Data records for software interfaces:
================================

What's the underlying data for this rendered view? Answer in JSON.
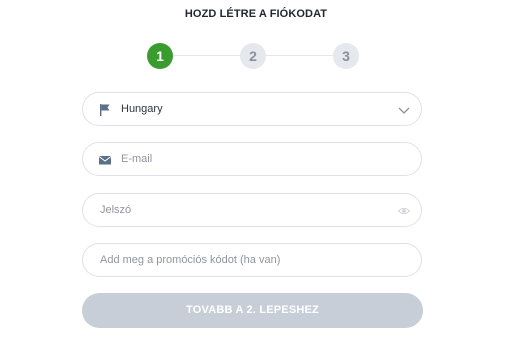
{
  "form": {
    "title": "HOZD LÉTRE A FIÓKODAT",
    "steps": [
      "1",
      "2",
      "3"
    ],
    "active_step": 1,
    "country": {
      "value": "Hungary",
      "icon": "flag-icon"
    },
    "email": {
      "placeholder": "E-mail",
      "icon": "envelope-icon"
    },
    "password": {
      "placeholder": "Jelszó",
      "toggle_icon": "eye-icon"
    },
    "promo": {
      "placeholder": "Add meg a promóciós kódot (ha van)"
    },
    "submit_label": "TOVABB A 2. LEPESHEZ"
  },
  "colors": {
    "active_step": "#3a9c2f",
    "inactive_step": "#e5e8ec",
    "submit_disabled": "#c7ced8",
    "icon": "#5b7088"
  }
}
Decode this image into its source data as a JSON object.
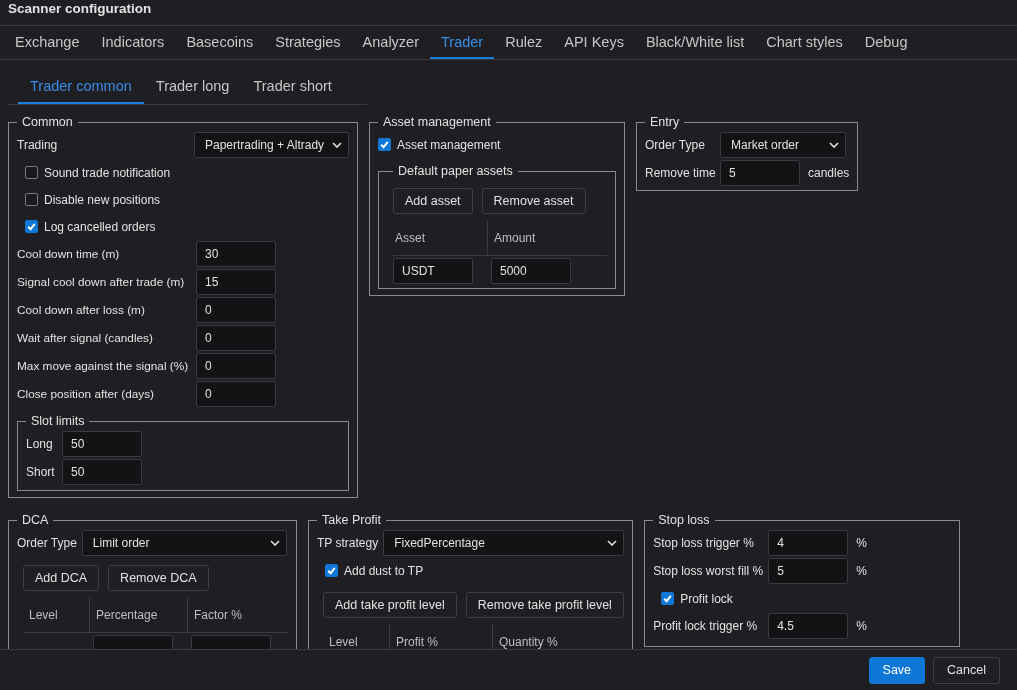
{
  "window": {
    "title": "Scanner configuration"
  },
  "tabs": [
    {
      "label": "Exchange",
      "selected": false
    },
    {
      "label": "Indicators",
      "selected": false
    },
    {
      "label": "Basecoins",
      "selected": false
    },
    {
      "label": "Strategies",
      "selected": false
    },
    {
      "label": "Analyzer",
      "selected": false
    },
    {
      "label": "Trader",
      "selected": true
    },
    {
      "label": "Rulez",
      "selected": false
    },
    {
      "label": "API Keys",
      "selected": false
    },
    {
      "label": "Black/White list",
      "selected": false
    },
    {
      "label": "Chart styles",
      "selected": false
    },
    {
      "label": "Debug",
      "selected": false
    }
  ],
  "subtabs": [
    {
      "label": "Trader common",
      "selected": true
    },
    {
      "label": "Trader long",
      "selected": false
    },
    {
      "label": "Trader short",
      "selected": false
    }
  ],
  "common": {
    "title": "Common",
    "trading": {
      "label": "Trading",
      "value": "Papertrading + Altrady"
    },
    "checkboxes": [
      {
        "label": "Sound trade notification",
        "checked": false
      },
      {
        "label": "Disable new positions",
        "checked": false
      },
      {
        "label": "Log cancelled orders",
        "checked": true
      }
    ],
    "fields": [
      {
        "label": "Cool down time (m)",
        "value": "30"
      },
      {
        "label": "Signal cool down after trade (m)",
        "value": "15"
      },
      {
        "label": "Cool down after loss (m)",
        "value": "0"
      },
      {
        "label": "Wait after signal (candles)",
        "value": "0"
      },
      {
        "label": "Max move against the signal (%)",
        "value": "0"
      },
      {
        "label": "Close position after (days)",
        "value": "0"
      }
    ],
    "slot_limits": {
      "title": "Slot limits",
      "fields": [
        {
          "label": "Long",
          "value": "50"
        },
        {
          "label": "Short",
          "value": "50"
        }
      ]
    }
  },
  "asset_management": {
    "title": "Asset management",
    "checkbox": {
      "label": "Asset management",
      "checked": true
    },
    "default_paper_assets": {
      "title": "Default paper assets",
      "buttons": [
        "Add asset",
        "Remove asset"
      ],
      "columns": [
        "Asset",
        "Amount"
      ],
      "rows": [
        [
          "USDT",
          "5000"
        ]
      ]
    }
  },
  "entry": {
    "title": "Entry",
    "order_type": {
      "label": "Order Type",
      "value": "Market order"
    },
    "remove_time": {
      "label": "Remove time",
      "value": "5",
      "unit": "candles"
    }
  },
  "dca": {
    "title": "DCA",
    "order_type": {
      "label": "Order Type",
      "value": "Limit order"
    },
    "buttons": [
      "Add DCA",
      "Remove DCA"
    ],
    "columns": [
      "Level",
      "Percentage",
      "Factor %"
    ]
  },
  "take_profit": {
    "title": "Take Profit",
    "strategy": {
      "label": "TP strategy",
      "value": "FixedPercentage"
    },
    "checkbox": {
      "label": "Add dust to TP",
      "checked": true
    },
    "buttons": [
      "Add take profit level",
      "Remove take profit level"
    ],
    "columns": [
      "Level",
      "Profit %",
      "Quantity %"
    ]
  },
  "stop_loss": {
    "title": "Stop loss",
    "items": [
      {
        "kind": "field",
        "label": "Stop loss trigger %",
        "value": "4",
        "unit": "%"
      },
      {
        "kind": "field",
        "label": "Stop loss worst fill %",
        "value": "5",
        "unit": "%"
      },
      {
        "kind": "checkbox",
        "label": "Profit lock",
        "checked": true
      },
      {
        "kind": "field",
        "label": "Profit lock trigger %",
        "value": "4.5",
        "unit": "%"
      }
    ]
  },
  "footer": {
    "buttons": [
      {
        "label": "Save",
        "kind": "primary"
      },
      {
        "label": "Cancel",
        "kind": "secondary"
      }
    ]
  }
}
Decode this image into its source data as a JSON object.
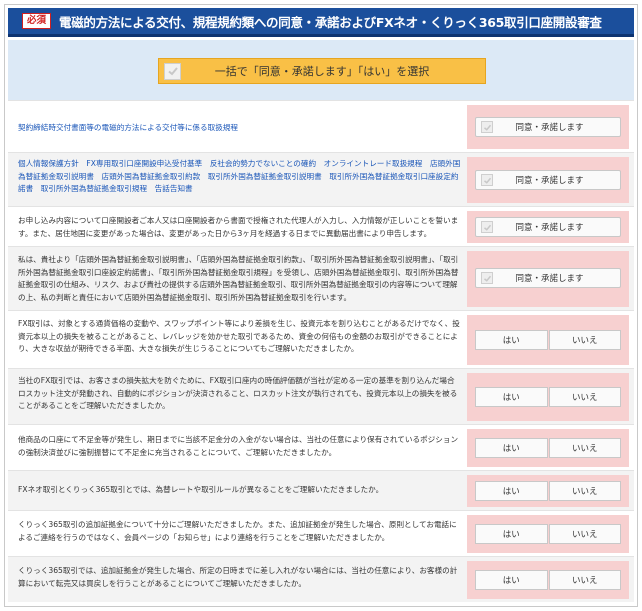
{
  "header": {
    "badge": "必須",
    "title": "電磁的方法による交付、規程規約類への同意・承諾およびFXネオ・くりっく365取引口座開設審査"
  },
  "bulk": {
    "label": "一括で「同意・承諾します」「はい」を選択"
  },
  "rows": [
    {
      "text": "契約締結時交付書面等の電磁的方法による交付等に係る取扱規程",
      "link": true,
      "type": "agree",
      "button": "同意・承諾します"
    },
    {
      "text": "個人情報保護方針　FX専用取引口座開設申込受付基準　反社会的勢力でないことの確約　オンライントレード取扱規程　店頭外国為替証拠金取引説明書　店頭外国為替証拠金取引約款　取引所外国為替証拠金取引説明書　取引所外国為替証拠金取引口座設定約諾書　取引所外国為替証拠金取引規程　告話告知書",
      "link": true,
      "type": "agree",
      "button": "同意・承諾します"
    },
    {
      "text": "お申し込み内容について口座開設者ご本人又は口座開設者から書面で授権された代理人が入力し、入力情報が正しいことを誓います。また、居住地国に変更があった場合は、変更があった日から3ヶ月を経過する日までに異動届出書により申告します。",
      "link": false,
      "type": "agree",
      "button": "同意・承諾します"
    },
    {
      "text": "私は、貴社より「店頭外国為替証拠金取引説明書」、「店頭外国為替証拠金取引約款」、「取引所外国為替証拠金取引説明書」、「取引所外国為替証拠金取引口座設定約諾書」、「取引所外国為替証拠金取引規程」を受領し、店頭外国為替証拠金取引、取引所外国為替証拠金取引の仕組み、リスク、および貴社の提供する店頭外国為替証拠金取引、取引所外国為替証拠金取引の内容等について理解の上、私の判断と責任において店頭外国為替証拠金取引、取引所外国為替証拠金取引を行います。",
      "link": false,
      "type": "agree",
      "button": "同意・承諾します"
    },
    {
      "text": "FX取引は、対象とする通貨価格の変動や、スワップポイント等により差損を生じ、投資元本を割り込むことがあるだけでなく、投資元本以上の損失を被ることがあること、レバレッジを効かせた取引であるため、資金の何倍もの金額のお取引ができることにより、大きな収益が期待できる半面、大きな損失が生じうることについてもご理解いただきましたか。",
      "link": false,
      "type": "yesno",
      "yes": "はい",
      "no": "いいえ"
    },
    {
      "text": "当社のFX取引では、お客さまの損失拡大を防ぐために、FX取引口座内の時価評価額が当社が定める一定の基準を割り込んだ場合ロスカット注文が発動され、自動的にポジションが決済されること、ロスカット注文が執行されても、投資元本以上の損失を被ることがあることをご理解いただきましたか。",
      "link": false,
      "type": "yesno",
      "yes": "はい",
      "no": "いいえ"
    },
    {
      "text": "他商品の口座にて不足金等が発生し、期日までに当該不足金分の入金がない場合は、当社の任意により保有されているポジションの強制決済並びに強制振替にて不足金に充当されることについて、ご理解いただきましたか。",
      "link": false,
      "type": "yesno",
      "yes": "はい",
      "no": "いいえ"
    },
    {
      "text": "FXネオ取引とくりっく365取引とでは、為替レートや取引ルールが異なることをご理解いただきましたか。",
      "link": false,
      "type": "yesno",
      "yes": "はい",
      "no": "いいえ"
    },
    {
      "text": "くりっく365取引の追加証拠金について十分にご理解いただきましたか。また、追加証拠金が発生した場合、原則としてお電話によるご連絡を行うのではなく、会員ページの「お知らせ」により連絡を行うことをご理解いただきましたか。",
      "link": false,
      "type": "yesno",
      "yes": "はい",
      "no": "いいえ"
    },
    {
      "text": "くりっく365取引では、追加証拠金が発生した場合、所定の日時までに差し入れがない場合には、当社の任意により、お客様の計算において転売又は買戻しを行うことがあることについてご理解いただきましたか。",
      "link": false,
      "type": "yesno",
      "yes": "はい",
      "no": "いいえ"
    }
  ]
}
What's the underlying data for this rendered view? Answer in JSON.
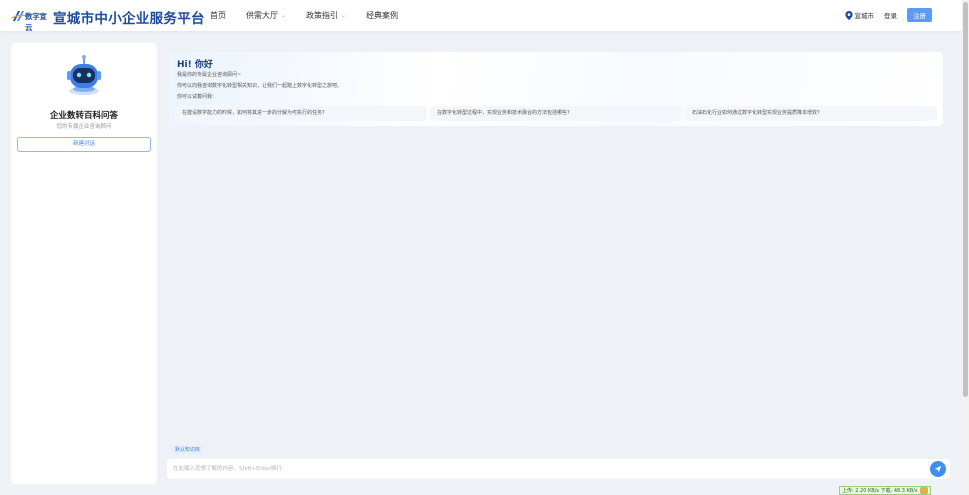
{
  "header": {
    "logo_text": "数字宣云",
    "site_title": "宣城市中小企业服务平台",
    "nav": [
      {
        "label": "首页",
        "has_dropdown": false
      },
      {
        "label": "供需大厅",
        "has_dropdown": true
      },
      {
        "label": "政策指引",
        "has_dropdown": true
      },
      {
        "label": "经典案例",
        "has_dropdown": false
      }
    ],
    "location": "宣城市",
    "login": "登录",
    "register": "注册"
  },
  "sidebar": {
    "bot_name": "企业数转百科问答",
    "bot_desc": "您的专属企业咨询顾问",
    "new_chat": "新建对话"
  },
  "welcome": {
    "greeting": "Hi! 你好",
    "line1": "我是你的专属企业咨询顾问~",
    "line2": "你可以向我咨询数字化转型相关知识，让我们一起踏上数字化转型之旅吧。",
    "line3": "你可以试着问我：",
    "suggestions": [
      "在建设数字能力的时候，如何将其进一步的分解为可执行的任务?",
      "在数字化转型过程中，实现业务和技术融合的方法包括哪些?",
      "石油石化行业如何通过数字化转型实现业务提质降本增效?"
    ]
  },
  "input": {
    "kb_tag": "默认知识库",
    "placeholder": "在此输入您想了解的内容，Shift+Enter换行",
    "value": ""
  },
  "net_stats": {
    "text": "上传: 2.20 KB/s   下载: 48.3 KB/s"
  },
  "colors": {
    "brand_title": "#1e4b9c",
    "accent": "#3d8ef7",
    "register_bg": "#5b9bf5",
    "page_bg": "#eef1f6"
  }
}
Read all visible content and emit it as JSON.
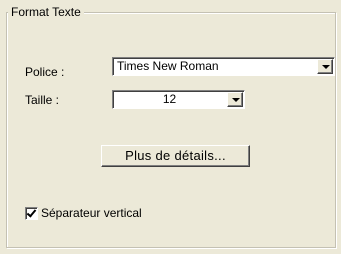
{
  "group": {
    "title": "Format Texte"
  },
  "font": {
    "label": "Police :",
    "value": "Times New Roman"
  },
  "size": {
    "label": "Taille :",
    "value": "12"
  },
  "details_button": {
    "label": "Plus de détails..."
  },
  "separator_checkbox": {
    "label": "Séparateur vertical",
    "checked": true
  }
}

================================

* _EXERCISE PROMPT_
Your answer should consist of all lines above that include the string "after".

* _RESPONSE FOR THIS EXERCISE_
        "label": "Signal cool down after trade (m)",
        "label": "Cool down after loss (m)",
        "label": "Wait after signal (candles)",
        "label": "Close position after (days)",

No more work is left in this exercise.